Take the 2-minute tour ×
Stack Overflow is a question and answer site for professional and enthusiast programmers. It's 100% free, no registration required.

I'm trying to learn how to do a heatmap in Python using matplotlib. I'm going to be plotting a series of locations in a huge X,Y grid based off of an array of tuples. I found this code example which gives a perfect example of what I want to do. I can't seem to understand what the different parts of it mean though. Ultimately I want to output this on an overlay of an existing image. Thanks!

share|improve this question

closed as off-topic by hochl, David Cain, legoscia, paqogomez, JB. Dec 24 '13 at 16:52

This question appears to be off-topic. The users who voted to close gave this specific reason:

  • "Questions asking for code must demonstrate a minimal understanding of the problem being solved. Include attempted solutions, why they didn't work, and the expected results. See also: Stack Overflow question checklist" – legoscia, paqogomez
If this question can be reworded to fit the rules in the help center, please edit the question.

    
What are the parts you don't understand? Please specify the question. –  joris Dec 24 '13 at 8:53

1 Answer 1

up vote 2 down vote accepted

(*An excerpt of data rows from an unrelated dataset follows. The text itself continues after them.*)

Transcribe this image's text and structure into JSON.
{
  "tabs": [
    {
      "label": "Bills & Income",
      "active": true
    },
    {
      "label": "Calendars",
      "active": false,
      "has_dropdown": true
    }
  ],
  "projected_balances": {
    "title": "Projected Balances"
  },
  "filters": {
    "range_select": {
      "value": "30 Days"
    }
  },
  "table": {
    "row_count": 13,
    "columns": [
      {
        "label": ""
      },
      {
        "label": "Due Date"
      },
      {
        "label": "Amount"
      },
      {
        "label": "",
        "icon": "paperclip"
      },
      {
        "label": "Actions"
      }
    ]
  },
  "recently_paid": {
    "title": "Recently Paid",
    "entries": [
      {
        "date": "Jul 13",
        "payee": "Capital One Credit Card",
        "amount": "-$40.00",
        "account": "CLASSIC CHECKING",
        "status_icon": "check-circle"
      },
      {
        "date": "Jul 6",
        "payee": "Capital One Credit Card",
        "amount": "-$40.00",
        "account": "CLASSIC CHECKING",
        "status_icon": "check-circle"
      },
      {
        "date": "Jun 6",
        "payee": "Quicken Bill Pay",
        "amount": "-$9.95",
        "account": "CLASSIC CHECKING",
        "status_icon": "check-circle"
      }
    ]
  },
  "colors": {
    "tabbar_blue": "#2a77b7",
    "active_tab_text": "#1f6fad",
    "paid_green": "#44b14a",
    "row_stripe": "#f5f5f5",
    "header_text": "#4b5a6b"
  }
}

Nothing there is complicated. Anyway, here is a more simplified edition:

import pylab as pl
import numpy as np

n = 300                                     #number of sample data
x,y = np.random.rand(2,n)                   #generate random sample locations

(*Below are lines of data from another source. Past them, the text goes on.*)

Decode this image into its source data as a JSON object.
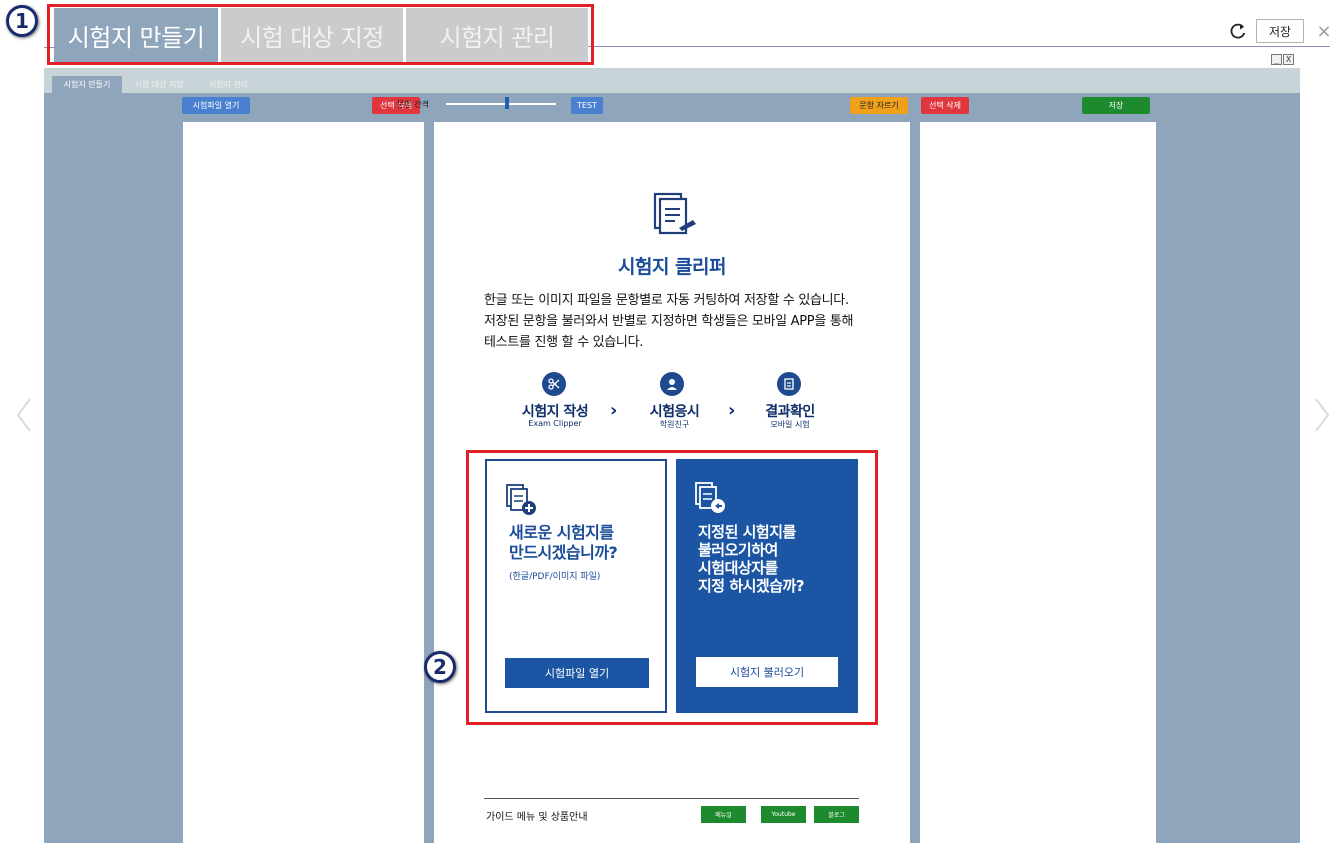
{
  "top_tabs": [
    "시험지 만들기",
    "시험 대상 지정",
    "시험지 관리"
  ],
  "top_save_label": "저장",
  "close_glyph": "×",
  "win_buttons": [
    "_",
    "X"
  ],
  "sub_tabs": [
    "시험지 만들기",
    "시험 대상 지정",
    "시험지 관리"
  ],
  "toolbar": {
    "open_file": "시험파일 열기",
    "delete_left": "선택 삭제",
    "spacing_label": "문항 간격",
    "test": "TEST",
    "cut_items": "문항 자르기",
    "delete_right": "선택 삭제",
    "save": "저장"
  },
  "slider": {
    "level": 0.55
  },
  "center": {
    "title": "시험지 클리퍼",
    "intro_lines": [
      "한글 또는 이미지 파일을 문항별로 자동 커팅하여 저장할 수 있습니다.",
      "저장된 문항을 불러와서 반별로 지정하면 학생들은 모바일 APP을 통해",
      "테스트를 진행 할 수 있습니다."
    ],
    "steps": [
      {
        "title": "시험지 작성",
        "sub": "Exam Clipper"
      },
      {
        "title": "시험응시",
        "sub": "학원친구"
      },
      {
        "title": "결과확인",
        "sub": "모바일 시험"
      }
    ],
    "step_arrow": "›",
    "card_new": {
      "title_lines": [
        "새로운 시험지를",
        "만드시겠습니까?"
      ],
      "sub": "(한글/PDF/이미지 파일)",
      "button": "시험파일 열기"
    },
    "card_load": {
      "title_lines": [
        "지정된 시험지를",
        "불러오기하여",
        "시험대상자를",
        "지정 하시겠습까?"
      ],
      "button": "시험지 불러오기"
    },
    "guide": {
      "label": "가이드 메뉴 및 상품안내",
      "buttons": [
        "매뉴얼",
        "Youtube",
        "블로그"
      ]
    }
  },
  "annotations": [
    "1",
    "2"
  ],
  "colors": {
    "panel_blue": "#8fa5bb",
    "brand_blue": "#1b55a3",
    "red": "#e0373f",
    "orange": "#f0a11c",
    "green": "#1e8a2e",
    "annotation_red": "#e01f26"
  }
}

pl.subplot(121)                             #sub-plot area 1 out of 2
pl.scatter(x,y,lw=0,c='k')                  #darw sample points
pl.axis('image')                            #necessary for correct aspect ratio

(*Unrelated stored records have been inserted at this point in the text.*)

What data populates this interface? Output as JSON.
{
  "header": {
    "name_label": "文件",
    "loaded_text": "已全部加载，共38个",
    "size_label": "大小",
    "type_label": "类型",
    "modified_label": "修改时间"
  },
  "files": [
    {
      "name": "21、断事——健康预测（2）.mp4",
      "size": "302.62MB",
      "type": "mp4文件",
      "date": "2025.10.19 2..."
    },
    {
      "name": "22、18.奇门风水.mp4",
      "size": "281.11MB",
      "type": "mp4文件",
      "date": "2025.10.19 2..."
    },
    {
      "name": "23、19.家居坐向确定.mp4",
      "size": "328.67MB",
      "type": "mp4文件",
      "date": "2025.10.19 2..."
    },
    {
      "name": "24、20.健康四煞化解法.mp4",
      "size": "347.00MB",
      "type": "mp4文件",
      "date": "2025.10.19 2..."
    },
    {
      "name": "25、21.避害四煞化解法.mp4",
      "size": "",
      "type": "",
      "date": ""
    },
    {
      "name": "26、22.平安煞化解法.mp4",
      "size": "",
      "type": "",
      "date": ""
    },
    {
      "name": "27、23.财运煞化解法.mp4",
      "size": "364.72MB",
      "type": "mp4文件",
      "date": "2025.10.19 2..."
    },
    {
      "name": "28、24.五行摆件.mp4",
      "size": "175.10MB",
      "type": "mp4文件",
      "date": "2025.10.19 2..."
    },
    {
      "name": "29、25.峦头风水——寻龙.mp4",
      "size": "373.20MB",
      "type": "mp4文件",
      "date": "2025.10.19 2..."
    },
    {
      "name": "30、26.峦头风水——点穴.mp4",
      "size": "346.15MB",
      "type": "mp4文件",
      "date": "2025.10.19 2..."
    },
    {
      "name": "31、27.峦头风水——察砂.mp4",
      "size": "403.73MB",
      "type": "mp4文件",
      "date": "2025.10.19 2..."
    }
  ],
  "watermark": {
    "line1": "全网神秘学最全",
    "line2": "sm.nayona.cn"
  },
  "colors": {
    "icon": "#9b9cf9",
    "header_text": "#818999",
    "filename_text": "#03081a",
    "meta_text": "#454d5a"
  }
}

pl.subplot(122)                             #sub-plot area 2 out of 2

pl.hexbin(x,y,C=None,gridsize=15,bins=None,mincnt=1)        #hexbinning

pl.scatter(x,y,lw=0.5,c='k',edgecolor='w')  #overlaying the sample points
pl.axis('image')                            #necessary for correct aspect ratio

pl.show()                                   #to show the plot

Sample Points:
sample points

Hexbin result:
bexbin

Note that mincnt=1 avoids plotting hexagon for empty cells. A hexagon cell with dark red has more number of sample points (here 5) inside. Dark blue hexagons have only one sample inside.

share|improve this answer
    
Since OP want it as a translucent overlay, I suggest adding one imshow() line and using the alpha keyword for hexbin. –  Hannes Ovrén Dec 24 '13 at 9:21
    
I ended up finding a guide that goes into more detail here, scipy-lectures.github.io/intro/matplotlib/… –  Alexandertyler Dec 24 '13 at 22:46

Not the answer you're looking for? Browse other questions tagged or ask your own question.